Segment Open
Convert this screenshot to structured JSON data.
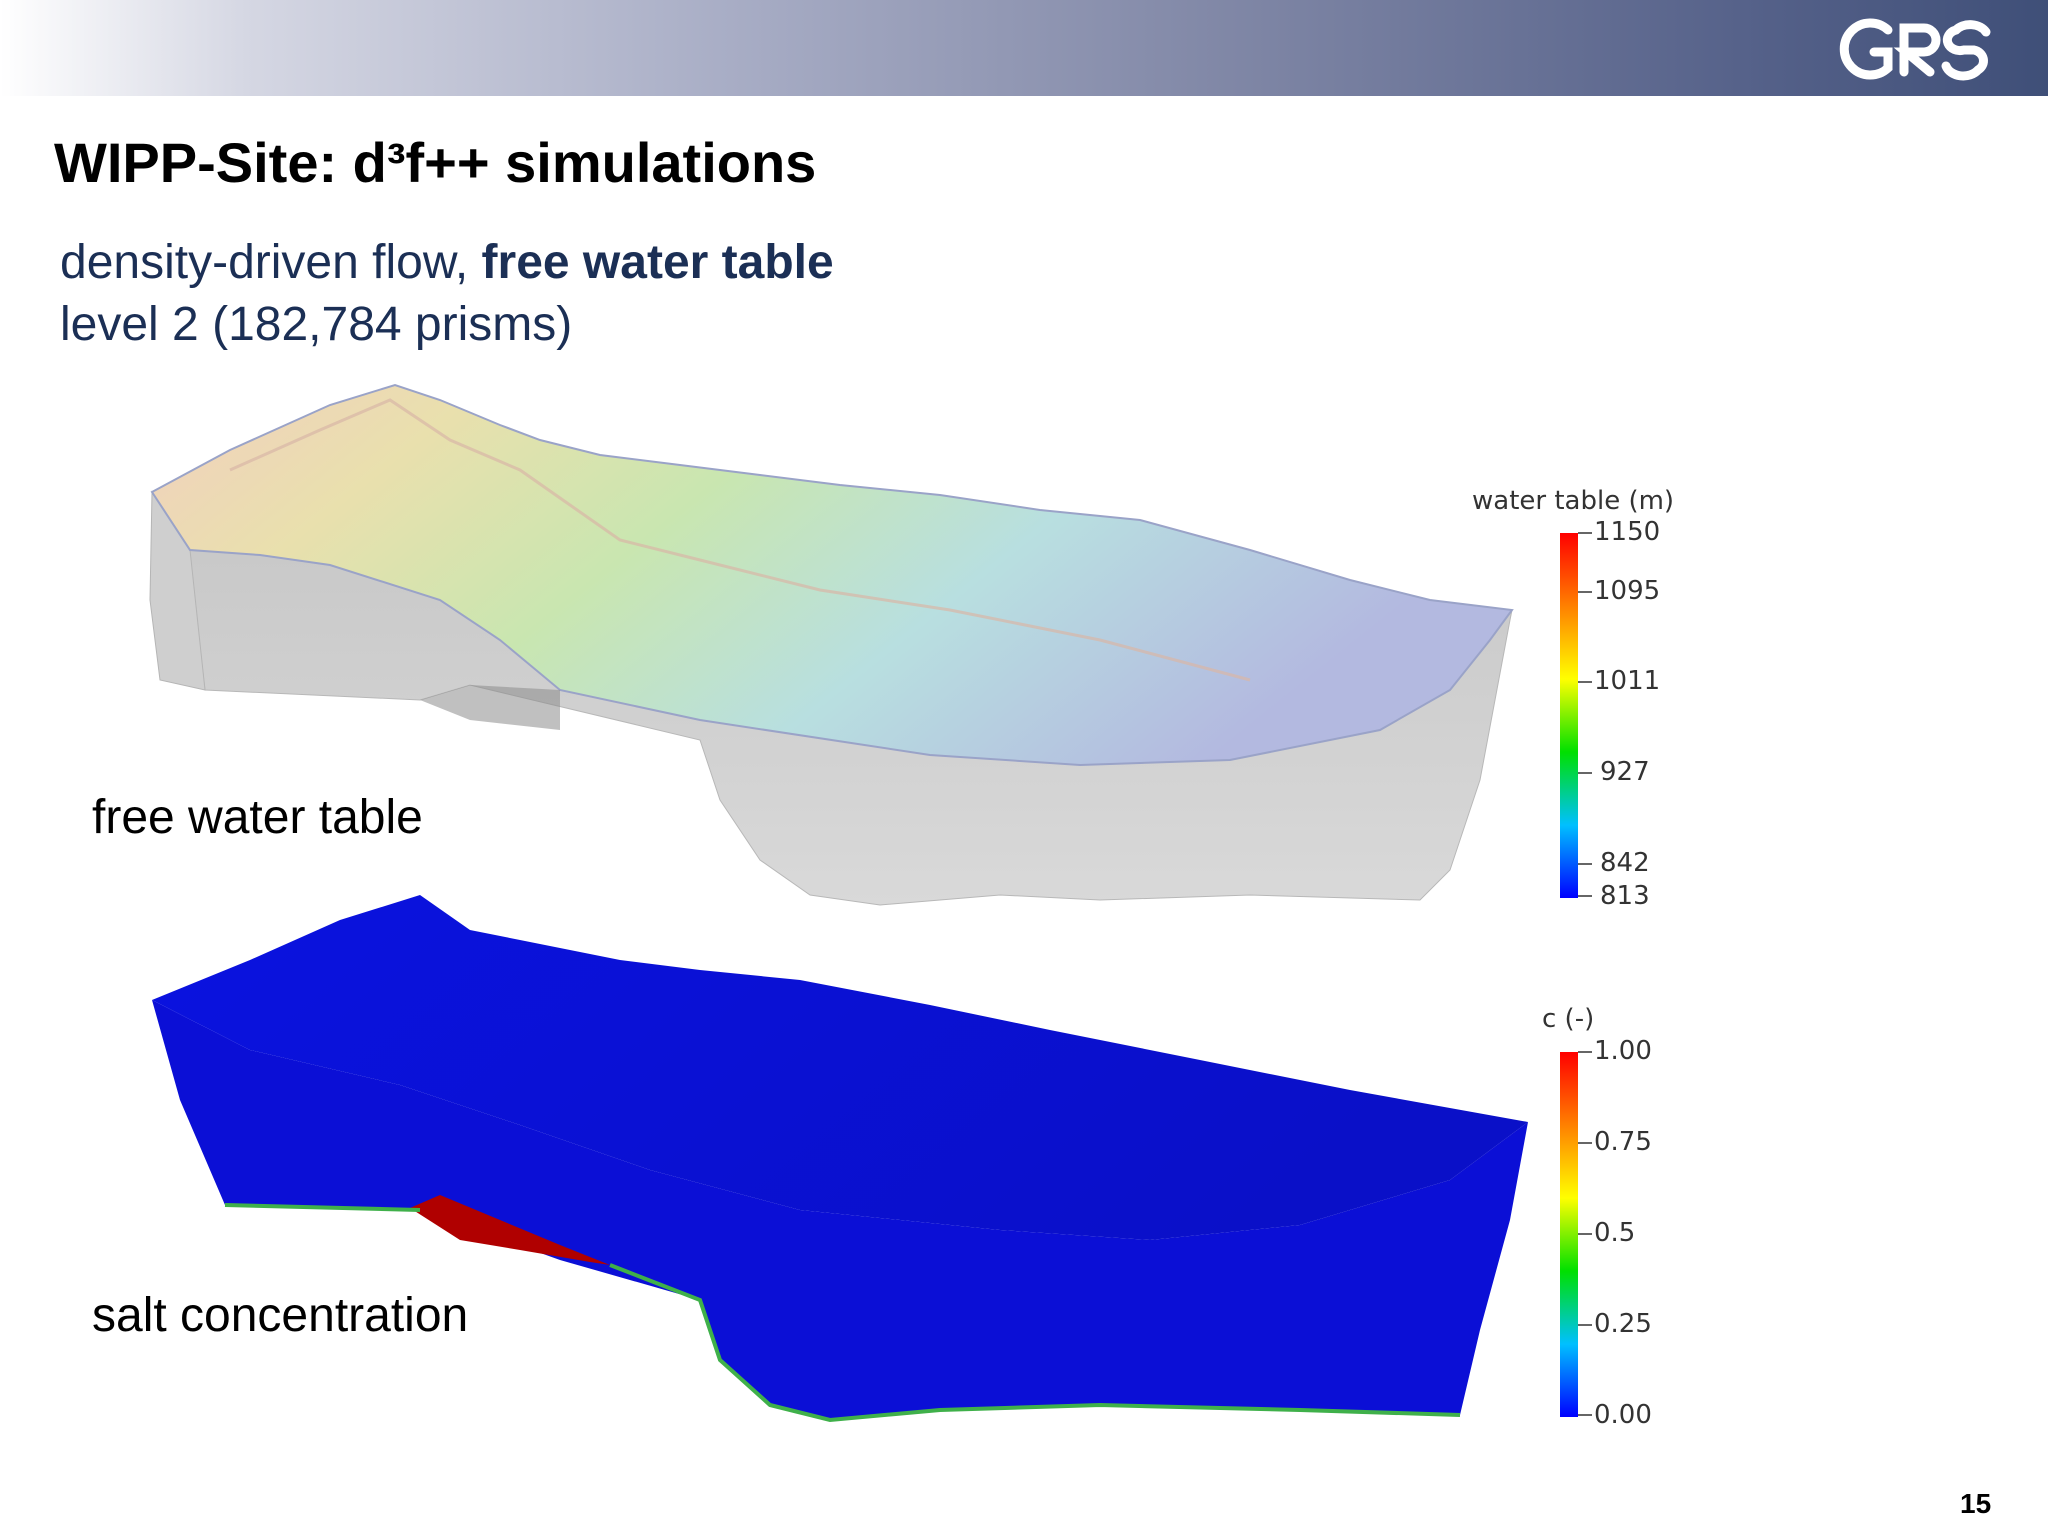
{
  "header": {
    "logo_text": "GRS",
    "colors": {
      "band_start": "#ffffff",
      "band_end": "#3f4f78",
      "logo": "#ffffff"
    }
  },
  "slide": {
    "title": "WIPP-Site: d³f++ simulations",
    "subtitle_line1_plain": "density-driven flow, ",
    "subtitle_line1_bold": "free water table",
    "subtitle_line2": "level 2 (182,784 prisms)",
    "page_number": "15"
  },
  "panels": {
    "top": {
      "label": "free water table",
      "legend": {
        "title": "water table (m)",
        "ticks": [
          "1150",
          "1095",
          "1011",
          "927",
          "842",
          "813"
        ],
        "colorscale": [
          "#0000ff",
          "#00c0ff",
          "#00e000",
          "#ffff00",
          "#ff8000",
          "#ff0000"
        ]
      }
    },
    "bottom": {
      "label": "salt concentration",
      "legend": {
        "title": "c (-)",
        "ticks": [
          "1.00",
          "0.75",
          "0.5",
          "0.25",
          "0.00"
        ],
        "colorscale": [
          "#0000ff",
          "#00c0ff",
          "#00e000",
          "#ffff00",
          "#ff8000",
          "#ff0000"
        ]
      }
    }
  }
}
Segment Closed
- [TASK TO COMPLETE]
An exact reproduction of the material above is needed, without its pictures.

- [WRITTEN ANSWER]
Convert this screenshot to structured JSON data.
{
  "header": {
    "logo_text": "GRS",
    "colors": {
      "band_start": "#ffffff",
      "band_end": "#3f4f78",
      "logo": "#ffffff"
    }
  },
  "slide": {
    "title": "WIPP-Site: d³f++ simulations",
    "subtitle_line1_plain": "density-driven flow, ",
    "subtitle_line1_bold": "free water table",
    "subtitle_line2": "level 2 (182,784 prisms)",
    "page_number": "15"
  },
  "panels": {
    "top": {
      "label": "free water table",
      "legend": {
        "title": "water table (m)",
        "ticks": [
          "1150",
          "1095",
          "1011",
          "927",
          "842",
          "813"
        ],
        "colorscale": [
          "#0000ff",
          "#00c0ff",
          "#00e000",
          "#ffff00",
          "#ff8000",
          "#ff0000"
        ]
      }
    },
    "bottom": {
      "label": "salt concentration",
      "legend": {
        "title": "c (-)",
        "ticks": [
          "1.00",
          "0.75",
          "0.5",
          "0.25",
          "0.00"
        ],
        "colorscale": [
          "#0000ff",
          "#00c0ff",
          "#00e000",
          "#ffff00",
          "#ff8000",
          "#ff0000"
        ]
      }
    }
  }
}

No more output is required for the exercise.